More importantly, the win will benefit him in the March 15 primary in Florida as the large Puerto Rican population in that state was paying close attention to what was going on. Rubio needs to win in Florida if he wants to stay alive throughout the remainder of the primary season.
Despite Losses, Clinton Rolls
Bernie Sanders appeared to have a really good weekend, winning Kansas, Nebraska and Maine, but Hillary Clinton was the big winner during the weekend with Sanders continuing to struggle in states with diverse voters.
Each of the Sanders wins were by margins greater than 15 percent, but the delegate math made it possible for Clinton to secure a large share of delegates for the three states, plus more than doubling the number of delegates in Louisiana. Despite the big wins for Sanders, he still remains off track for the nomination, having secured just 86 percent of those needed by this time in the primary. The biggest boon for Clinton was her continued victories from a broad coalition over voters in the Democratic Party, especially minority voters. With Mississippi, Michigan, Florida and North Carolina coming up in the next eight days, her 200-delegate lead could significantly widen.
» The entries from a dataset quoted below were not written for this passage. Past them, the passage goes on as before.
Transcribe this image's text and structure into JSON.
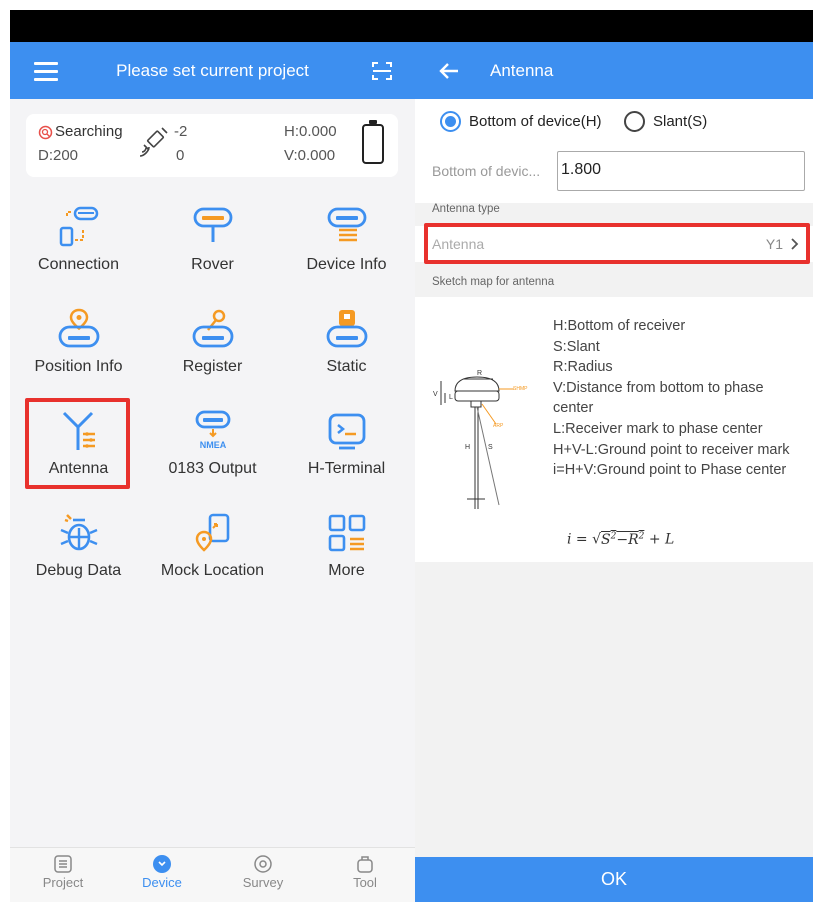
{
  "left": {
    "header": {
      "title": "Please set current project"
    },
    "status": {
      "searching": "Searching",
      "d_value": "D:200",
      "sat_top": "-2",
      "sat_bottom": "0",
      "h_value": "H:0.000",
      "v_value": "V:0.000"
    },
    "grid": [
      {
        "label": "Connection",
        "icon": "connection-icon"
      },
      {
        "label": "Rover",
        "icon": "rover-icon"
      },
      {
        "label": "Device Info",
        "icon": "device-info-icon"
      },
      {
        "label": "Position Info",
        "icon": "position-info-icon"
      },
      {
        "label": "Register",
        "icon": "register-icon"
      },
      {
        "label": "Static",
        "icon": "static-icon"
      },
      {
        "label": "Antenna",
        "icon": "antenna-icon"
      },
      {
        "label": "0183 Output",
        "icon": "nmea-icon"
      },
      {
        "label": "H-Terminal",
        "icon": "terminal-icon"
      },
      {
        "label": "Debug Data",
        "icon": "bug-icon"
      },
      {
        "label": "Mock Location",
        "icon": "mock-location-icon"
      },
      {
        "label": "More",
        "icon": "more-grid-icon"
      }
    ],
    "nmea_badge": "NMEA",
    "bottom_nav": [
      {
        "label": "Project",
        "active": false
      },
      {
        "label": "Device",
        "active": true
      },
      {
        "label": "Survey",
        "active": false
      },
      {
        "label": "Tool",
        "active": false
      }
    ]
  },
  "right": {
    "header": {
      "title": "Antenna"
    },
    "radios": [
      {
        "label": "Bottom of device(H)",
        "checked": true
      },
      {
        "label": "Slant(S)",
        "checked": false
      }
    ],
    "height_field": {
      "label": "Bottom of devic...",
      "value": "1.800"
    },
    "antenna_type_caption": "Antenna type",
    "antenna_row": {
      "label": "Antenna",
      "value": "Y1"
    },
    "sketch_caption": "Sketch map for antenna",
    "sketch_lines": [
      "H:Bottom of receiver",
      "S:Slant",
      "R:Radius",
      "V:Distance from bottom to phase center",
      "L:Receiver mark to phase center",
      "H+V-L:Ground point to receiver mark",
      "i=H+V:Ground point to Phase center"
    ],
    "diagram_labels": {
      "r": "R",
      "h": "H",
      "s": "S",
      "v": "V",
      "l": "L",
      "shmp": "SHMP",
      "arp": "ARP"
    },
    "ok_label": "OK"
  },
  "colors": {
    "accent": "#3d8ff0",
    "orange": "#f59a23",
    "highlight": "#e8312d"
  }
}
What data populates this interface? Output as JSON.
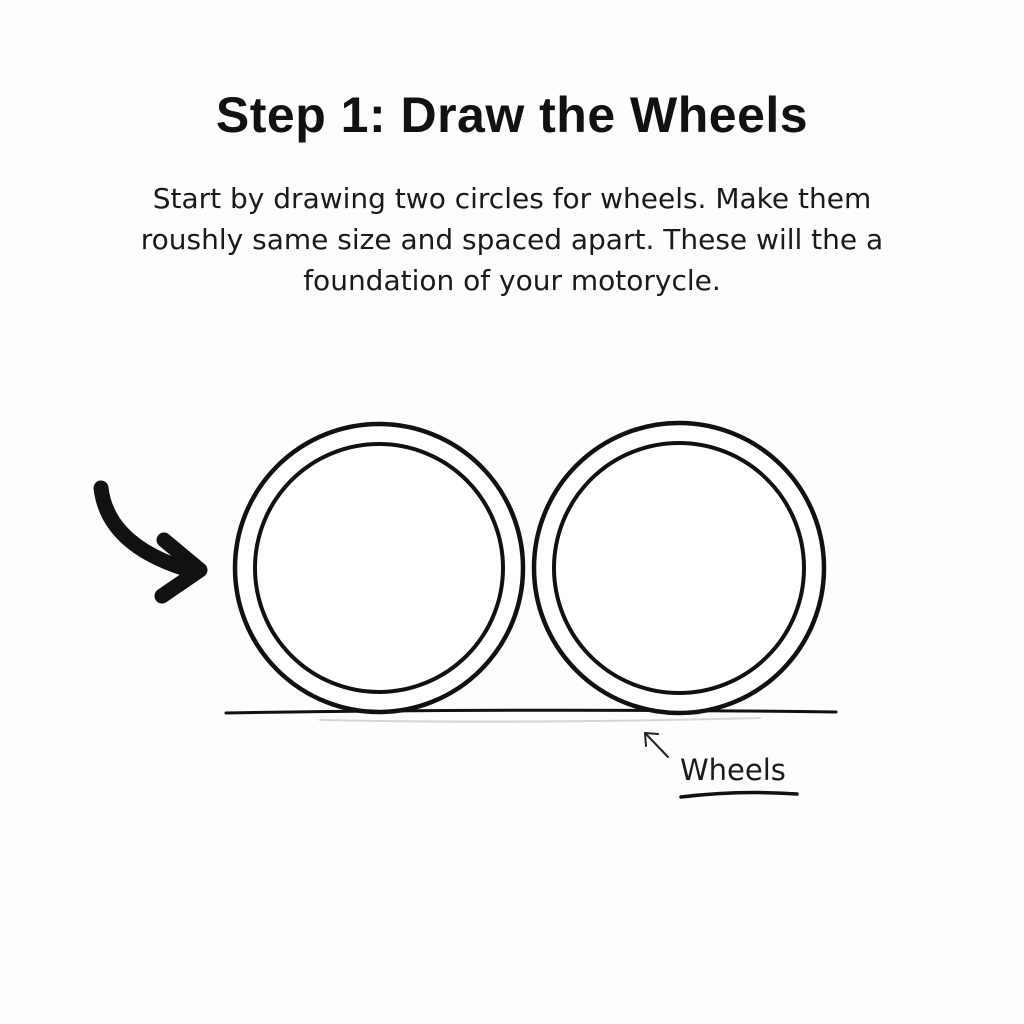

Illinois Fires, Hires New Coach
Last year, the University of Illinois fired head coach Tim Beckman after an investigation over allegations of player mistreatment. Bill Cubit, the offensive coordinator, was tapped to be the interim head coach for the season, getting the nod as the permanent coach with a two-year deal worth $2.4 million.
Then, on Saturday, Cubit was let go by the school’s new athletic director Josh Whitman. Less than 24 hours later, former Tampa Bay Buccaneers head coach Lovie Smith was hired by the Illini with a six-year, $21-million contract, $2 million of that for each of his first two seasons.
Smith will become the first black head coach for either football or men’s basketball for the state school.
“Naming Lovie Smith as the Illinois head football coach is the first step in taking this program to a place of national prominence,” Whitman said in a statement.
Just over a month after winning his second Super Bowl, NFL quarterback Peyton Manning has decided to retire.
The five-time NFL MVP and future Hall-of-Famer informed the Denver Broncos of his decision Saturday afternoon. ESPN’s Chris Mortensen first broke the news that sent a flood of praise for the 18-year star. Manning will retire as the leader in passing touchdowns, passing yards and tied with Brett Favre for the most wins for a quarterback.
He first played for the Indianapolis Colts, leading them to a Super Bowl win in 2006 against the Chicago Bears. But a spinal fusion surgery forced him to miss the 2011 season. He then turned to the Broncos the next year and had one of the most historic seasons for a quarterback in 2013.
United CEO Announces Return
United CEO Oscar Munoz suffered a heart attack just a month after taking over his new job. Then, a few months later he had a heart transplant. Now, two months after massive surgery, Munoz is back at his desk, ready to turn around a company struggling to keep its customers and employees happy.
“I am thrilled to return full-time to a job and the employees I love,” Munoz said in a statement announcing his return over the weekend. The CEO replaced Jeff Smisek ammid a corruption investigation in New Jersey. At the time, Munoz’ elevation to the job brought confidence and relief for a company that had problems during its merger with Continental Airlines, with longer flight delays and even more ala carte charges to passengers. But his heart attack and subsequent transplant left the company worried for its future, a problem Munoz plans to rectify as quickly as possible.